Erasing bad memories

Scientists are developing drug treatments that would erase bad memories. See this article. So far, the experiments hardly match the hype. But what if that could be done? Would that be good or bad? Would it damage our very identity?

The census controversy

Thanks to Don S for pointing out the connection between Sen. Judd Gregg’s withdrawal as Commerce Secretary nominee and the Obama administration’s attempt to take over how the census will be conducted. Democrats have been wanting to use computer models to establish population numbers in an effort to boost the number of minority groups, claiming that the actual ennumeration specified in the Constitution misses those core constituency groups. From Census battle intensifies; GOP leader threatens lawsuit:

Minority groups, quietly encouraged by Democrats, led a charge in 2000 to challenge the census, urging that statistical sampling and computer models – not the head-count “actual enumeration” mandated by the Constitution – should be employed. That despite a 1999 Supreme Court ruling that sampling could not be used to apportion congressional seats.

“Adjusting is statistical abstraction or extrapolation that gives a select few the ability to go in after the count is done in the census and adjust the numbers and adjust the numbers in ways they see and deem fit,” said Rep. Patrick T. McHenry, North Carolina Republican and ranking member on the census subcommittee.

The Republicans went so far as to threaten to file a lawsuit if the White House steps too far into how the 2010 census is conducted and counted.
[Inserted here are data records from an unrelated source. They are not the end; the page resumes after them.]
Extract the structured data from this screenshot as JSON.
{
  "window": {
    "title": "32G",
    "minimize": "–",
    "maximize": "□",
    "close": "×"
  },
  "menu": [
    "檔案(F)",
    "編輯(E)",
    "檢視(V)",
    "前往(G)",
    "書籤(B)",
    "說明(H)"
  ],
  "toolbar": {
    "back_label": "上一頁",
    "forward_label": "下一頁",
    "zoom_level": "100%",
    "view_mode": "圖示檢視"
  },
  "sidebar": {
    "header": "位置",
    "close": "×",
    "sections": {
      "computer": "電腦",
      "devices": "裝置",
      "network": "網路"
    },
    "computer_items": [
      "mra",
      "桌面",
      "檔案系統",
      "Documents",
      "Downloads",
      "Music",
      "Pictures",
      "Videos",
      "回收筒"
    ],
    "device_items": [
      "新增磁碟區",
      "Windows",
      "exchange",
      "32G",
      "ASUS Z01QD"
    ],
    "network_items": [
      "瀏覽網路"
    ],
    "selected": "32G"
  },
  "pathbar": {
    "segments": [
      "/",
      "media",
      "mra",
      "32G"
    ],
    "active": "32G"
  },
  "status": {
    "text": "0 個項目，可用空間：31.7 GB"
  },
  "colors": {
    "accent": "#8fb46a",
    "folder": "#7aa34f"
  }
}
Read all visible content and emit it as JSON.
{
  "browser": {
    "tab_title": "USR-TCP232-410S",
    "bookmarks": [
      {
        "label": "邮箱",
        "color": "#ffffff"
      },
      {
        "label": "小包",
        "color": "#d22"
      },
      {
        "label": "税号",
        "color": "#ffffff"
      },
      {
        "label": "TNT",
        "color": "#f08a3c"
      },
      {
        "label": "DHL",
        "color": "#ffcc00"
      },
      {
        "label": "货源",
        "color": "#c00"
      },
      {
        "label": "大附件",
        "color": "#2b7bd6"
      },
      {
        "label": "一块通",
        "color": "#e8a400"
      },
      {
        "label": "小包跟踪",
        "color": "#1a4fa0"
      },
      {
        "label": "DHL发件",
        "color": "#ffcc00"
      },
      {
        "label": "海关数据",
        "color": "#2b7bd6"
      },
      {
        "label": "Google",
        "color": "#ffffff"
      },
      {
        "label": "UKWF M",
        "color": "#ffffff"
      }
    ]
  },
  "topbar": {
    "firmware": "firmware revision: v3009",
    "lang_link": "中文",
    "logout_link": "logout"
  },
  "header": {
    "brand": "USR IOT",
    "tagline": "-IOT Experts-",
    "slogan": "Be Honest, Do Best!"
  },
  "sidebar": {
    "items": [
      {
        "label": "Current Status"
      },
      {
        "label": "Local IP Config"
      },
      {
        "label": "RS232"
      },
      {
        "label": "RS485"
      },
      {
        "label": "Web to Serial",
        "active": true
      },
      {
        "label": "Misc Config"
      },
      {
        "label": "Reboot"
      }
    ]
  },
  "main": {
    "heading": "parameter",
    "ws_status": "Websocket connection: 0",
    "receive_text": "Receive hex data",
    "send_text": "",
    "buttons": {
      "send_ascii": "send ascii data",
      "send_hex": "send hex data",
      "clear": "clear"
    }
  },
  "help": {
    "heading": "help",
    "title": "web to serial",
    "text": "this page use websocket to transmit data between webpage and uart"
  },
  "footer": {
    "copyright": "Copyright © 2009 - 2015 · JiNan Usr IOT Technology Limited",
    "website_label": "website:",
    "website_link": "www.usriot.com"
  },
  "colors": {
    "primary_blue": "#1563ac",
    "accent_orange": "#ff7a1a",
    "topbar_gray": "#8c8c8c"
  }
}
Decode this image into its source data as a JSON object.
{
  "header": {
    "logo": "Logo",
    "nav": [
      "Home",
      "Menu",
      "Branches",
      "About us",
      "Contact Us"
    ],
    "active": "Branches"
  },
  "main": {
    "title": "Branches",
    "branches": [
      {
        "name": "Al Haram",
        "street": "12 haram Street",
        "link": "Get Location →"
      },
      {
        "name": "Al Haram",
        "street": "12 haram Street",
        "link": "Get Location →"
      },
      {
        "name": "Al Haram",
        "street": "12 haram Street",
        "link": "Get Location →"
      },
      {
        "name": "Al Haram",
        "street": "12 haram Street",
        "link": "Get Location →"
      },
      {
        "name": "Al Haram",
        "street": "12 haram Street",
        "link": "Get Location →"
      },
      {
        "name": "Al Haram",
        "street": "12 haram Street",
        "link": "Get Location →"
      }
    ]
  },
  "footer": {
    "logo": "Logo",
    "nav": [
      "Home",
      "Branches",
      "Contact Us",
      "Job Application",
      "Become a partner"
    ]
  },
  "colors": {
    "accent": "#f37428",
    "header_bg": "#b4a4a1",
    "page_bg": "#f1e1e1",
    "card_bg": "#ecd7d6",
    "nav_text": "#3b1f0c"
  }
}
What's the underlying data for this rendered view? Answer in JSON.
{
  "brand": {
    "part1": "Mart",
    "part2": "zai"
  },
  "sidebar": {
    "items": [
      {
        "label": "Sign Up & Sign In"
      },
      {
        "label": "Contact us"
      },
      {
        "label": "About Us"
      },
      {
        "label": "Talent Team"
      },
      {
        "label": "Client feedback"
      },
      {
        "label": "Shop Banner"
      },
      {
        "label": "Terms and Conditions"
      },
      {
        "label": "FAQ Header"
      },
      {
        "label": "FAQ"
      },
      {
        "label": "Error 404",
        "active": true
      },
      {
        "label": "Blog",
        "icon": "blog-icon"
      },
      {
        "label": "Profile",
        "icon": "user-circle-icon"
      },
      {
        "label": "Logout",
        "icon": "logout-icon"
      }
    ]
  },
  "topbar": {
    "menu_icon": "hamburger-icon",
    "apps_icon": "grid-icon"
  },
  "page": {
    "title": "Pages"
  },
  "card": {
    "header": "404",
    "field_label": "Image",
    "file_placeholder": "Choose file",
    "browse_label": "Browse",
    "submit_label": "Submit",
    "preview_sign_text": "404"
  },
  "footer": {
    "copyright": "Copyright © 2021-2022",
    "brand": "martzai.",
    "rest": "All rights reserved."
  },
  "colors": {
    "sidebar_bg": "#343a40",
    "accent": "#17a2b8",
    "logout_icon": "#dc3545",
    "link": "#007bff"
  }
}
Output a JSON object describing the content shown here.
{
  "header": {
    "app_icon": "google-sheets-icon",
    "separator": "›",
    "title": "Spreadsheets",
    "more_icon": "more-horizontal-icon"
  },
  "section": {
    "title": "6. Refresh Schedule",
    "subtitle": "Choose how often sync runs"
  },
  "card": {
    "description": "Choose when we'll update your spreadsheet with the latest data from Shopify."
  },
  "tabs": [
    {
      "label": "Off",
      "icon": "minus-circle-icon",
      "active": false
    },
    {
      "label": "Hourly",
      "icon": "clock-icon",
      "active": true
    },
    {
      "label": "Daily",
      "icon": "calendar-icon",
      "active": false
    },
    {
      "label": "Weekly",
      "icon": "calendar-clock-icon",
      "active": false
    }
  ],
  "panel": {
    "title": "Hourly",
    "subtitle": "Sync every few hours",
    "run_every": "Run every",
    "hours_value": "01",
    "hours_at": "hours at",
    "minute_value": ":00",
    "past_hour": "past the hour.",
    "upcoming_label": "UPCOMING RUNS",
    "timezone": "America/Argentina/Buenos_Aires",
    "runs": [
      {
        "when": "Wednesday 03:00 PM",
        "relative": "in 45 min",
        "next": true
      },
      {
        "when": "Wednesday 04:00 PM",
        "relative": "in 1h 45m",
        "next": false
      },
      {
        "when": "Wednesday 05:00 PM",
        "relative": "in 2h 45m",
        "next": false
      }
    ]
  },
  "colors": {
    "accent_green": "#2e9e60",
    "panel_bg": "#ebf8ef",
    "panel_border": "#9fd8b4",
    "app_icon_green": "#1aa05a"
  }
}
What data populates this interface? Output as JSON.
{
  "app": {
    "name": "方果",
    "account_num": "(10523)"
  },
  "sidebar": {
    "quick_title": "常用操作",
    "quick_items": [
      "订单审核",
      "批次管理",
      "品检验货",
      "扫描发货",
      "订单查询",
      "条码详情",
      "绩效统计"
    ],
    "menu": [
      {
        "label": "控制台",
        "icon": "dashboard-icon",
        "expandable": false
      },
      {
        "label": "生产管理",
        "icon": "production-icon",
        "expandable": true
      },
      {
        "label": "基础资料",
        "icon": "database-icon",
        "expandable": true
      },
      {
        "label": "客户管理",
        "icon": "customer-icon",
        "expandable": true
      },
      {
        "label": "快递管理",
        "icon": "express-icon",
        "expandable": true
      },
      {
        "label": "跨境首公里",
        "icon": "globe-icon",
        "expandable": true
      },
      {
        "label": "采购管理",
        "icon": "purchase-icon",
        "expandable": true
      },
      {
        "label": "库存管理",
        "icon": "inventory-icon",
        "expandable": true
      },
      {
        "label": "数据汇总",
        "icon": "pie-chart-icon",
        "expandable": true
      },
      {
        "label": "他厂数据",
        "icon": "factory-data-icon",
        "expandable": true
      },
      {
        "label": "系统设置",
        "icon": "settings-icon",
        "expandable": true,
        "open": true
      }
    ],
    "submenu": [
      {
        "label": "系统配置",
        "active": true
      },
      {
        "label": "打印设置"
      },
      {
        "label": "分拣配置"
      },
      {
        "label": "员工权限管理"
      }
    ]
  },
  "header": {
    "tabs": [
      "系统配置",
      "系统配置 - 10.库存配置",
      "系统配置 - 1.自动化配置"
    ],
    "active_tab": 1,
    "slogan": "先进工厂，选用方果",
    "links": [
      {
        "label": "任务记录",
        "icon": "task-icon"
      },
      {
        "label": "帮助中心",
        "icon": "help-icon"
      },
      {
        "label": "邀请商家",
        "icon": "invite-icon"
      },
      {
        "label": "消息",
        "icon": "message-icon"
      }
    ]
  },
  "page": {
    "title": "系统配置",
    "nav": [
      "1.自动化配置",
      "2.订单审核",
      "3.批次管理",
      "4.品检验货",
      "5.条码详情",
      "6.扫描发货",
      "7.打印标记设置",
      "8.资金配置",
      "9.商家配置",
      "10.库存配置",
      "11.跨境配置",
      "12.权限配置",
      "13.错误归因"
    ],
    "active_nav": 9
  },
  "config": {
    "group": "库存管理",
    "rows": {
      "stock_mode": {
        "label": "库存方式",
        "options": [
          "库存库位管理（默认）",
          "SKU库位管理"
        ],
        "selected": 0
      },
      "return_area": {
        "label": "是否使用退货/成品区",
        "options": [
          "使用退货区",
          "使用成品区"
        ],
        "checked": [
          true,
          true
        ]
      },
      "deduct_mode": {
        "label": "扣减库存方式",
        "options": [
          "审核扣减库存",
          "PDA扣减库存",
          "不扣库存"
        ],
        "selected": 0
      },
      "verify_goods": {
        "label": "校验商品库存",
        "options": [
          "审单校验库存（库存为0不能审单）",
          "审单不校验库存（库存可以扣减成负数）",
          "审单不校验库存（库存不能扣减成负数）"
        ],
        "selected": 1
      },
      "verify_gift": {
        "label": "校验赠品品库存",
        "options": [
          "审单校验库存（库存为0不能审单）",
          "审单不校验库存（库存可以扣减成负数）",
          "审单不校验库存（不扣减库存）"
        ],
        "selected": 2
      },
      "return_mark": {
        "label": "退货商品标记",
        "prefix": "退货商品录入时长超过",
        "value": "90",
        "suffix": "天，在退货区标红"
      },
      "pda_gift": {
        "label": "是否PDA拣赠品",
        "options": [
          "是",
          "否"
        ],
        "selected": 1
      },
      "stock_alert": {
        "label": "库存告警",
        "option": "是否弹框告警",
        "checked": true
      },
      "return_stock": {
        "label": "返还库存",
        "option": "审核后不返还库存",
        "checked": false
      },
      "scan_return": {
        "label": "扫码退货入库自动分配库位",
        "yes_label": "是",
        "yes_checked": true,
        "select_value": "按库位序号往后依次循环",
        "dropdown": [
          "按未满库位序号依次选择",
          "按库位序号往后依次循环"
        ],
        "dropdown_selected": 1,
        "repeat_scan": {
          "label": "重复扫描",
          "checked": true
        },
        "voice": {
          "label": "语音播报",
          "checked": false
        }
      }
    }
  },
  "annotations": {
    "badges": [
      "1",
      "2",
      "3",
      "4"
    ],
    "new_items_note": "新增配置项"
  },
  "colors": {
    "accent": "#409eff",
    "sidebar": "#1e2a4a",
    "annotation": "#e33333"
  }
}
If the president does not relent, “we would seek the court, because ultimately I don’t think there’s any question among the federal court, about whether or not this is a personal power of the presidency, or in fact whether or not executive privilege would be waived if he starts doing functions like this,” Mr. Issa said.

The attempt to use computers rather than counting is another example–like giving the District of Columbia representation in Congress–of a jaw-dropping, oath-violating indifference to the plain text of the Constitution!

New and Improved Cranach blog crashes in flames

We were down for much of yesterday due to the main server being attacked by a virus. This had nothing to do with our installing our new software and bells and whistles! The conjunction in time was just a coincidence. It was not Stewart’s fault!

Ash Wednesday & the beginning of Lent

Have a blessed Ash Wednesday.

Imposition of Ashes

You hate nothing you have made

I love the traditional Collect for Ash Wednesday :

Almighty and everlasting God, you hate nothing you have made and forgive the sins of all who are penitent: Create and make in us new and contrite hearts, that we, worthily lamenting our sins and acknowledging our wretchedness, may obtain of you, the God of all mercy, perfect remission and forgiveness; through Jesus Christ our Lord, who lives and reigns with you and the Holy Spirit, one God, for ever and ever. Amen.

Pray this today.

Fasting reconsidered

Among Christians who observe Lent, the conventional wisdom today is that we shouldn’t just give up things. Rather, we should do something positive, a program of good deeds to boost our moral and spiritual lives. I disagree. I think we should give up things.

Speaking for myself, I need to practice self-denial. I am way too self-indulgent.I need to discipline myself, say “no” to myself. I need to beat down my flesh and get it under control. My best Lents, as far as spiritual growth, have been when I have fasted. Being hungry, yet refusing to eat what I want, has been very beneficial to someone as food-oriented as I am.

Fasting has absolutely no spiritual or moral merit, I hasten to say, and I’m not recommending it for everyone. (I just destroyed any possible merit by telling you about it!) I’m just saying that it is an ancient custom that can be good for a person, especially in these times of unrestrained appetites of every kind.

When I was younger, I indulged in elaborate fasts–eating nothing on Fridays, doing without food from Good Friday to Easter, one year giving up carbs and losing 20 pounds–but now that I’m in my dotage, doing without food completely just makes me sick and incapacitated. So I’m just going to try denying myself in small ways: eating one sandwich instead of two, smaller portions, passing on desert, just cutting back. It will be more like a Lenten diet than a Lenten fast. I’ll even throw in exercising on the treadmill as a way to mortify my flesh. (Some might say that is doing something positive, but it isn’t for me). I’ll fall off the wagon and indulge myself occasionally, but still, I’m going to try, and every little struggle will remind me of Christ and my need of Him.

But we can also fast other things besides food. One year when our children were at home and young, we did without TV all during Lent. It was a wonderful, meaningful time for all of us, doing family things instead and talking about this discipline. Do an internet fast like our blog comrade Bror Erickson (perhaps giving yourself dispensation to read this blog!). Or an entertainment fast. Shopping fast. Sex fast (but only if both spouses agree [1 Corinthians 7:5]).

Find something you like and don’t do it for 40 days. Just say no to yourself. It will do you good.

It also heightens the joy of Easter when you can start doing it again!

Have any of you had salutary experiences from giving up something?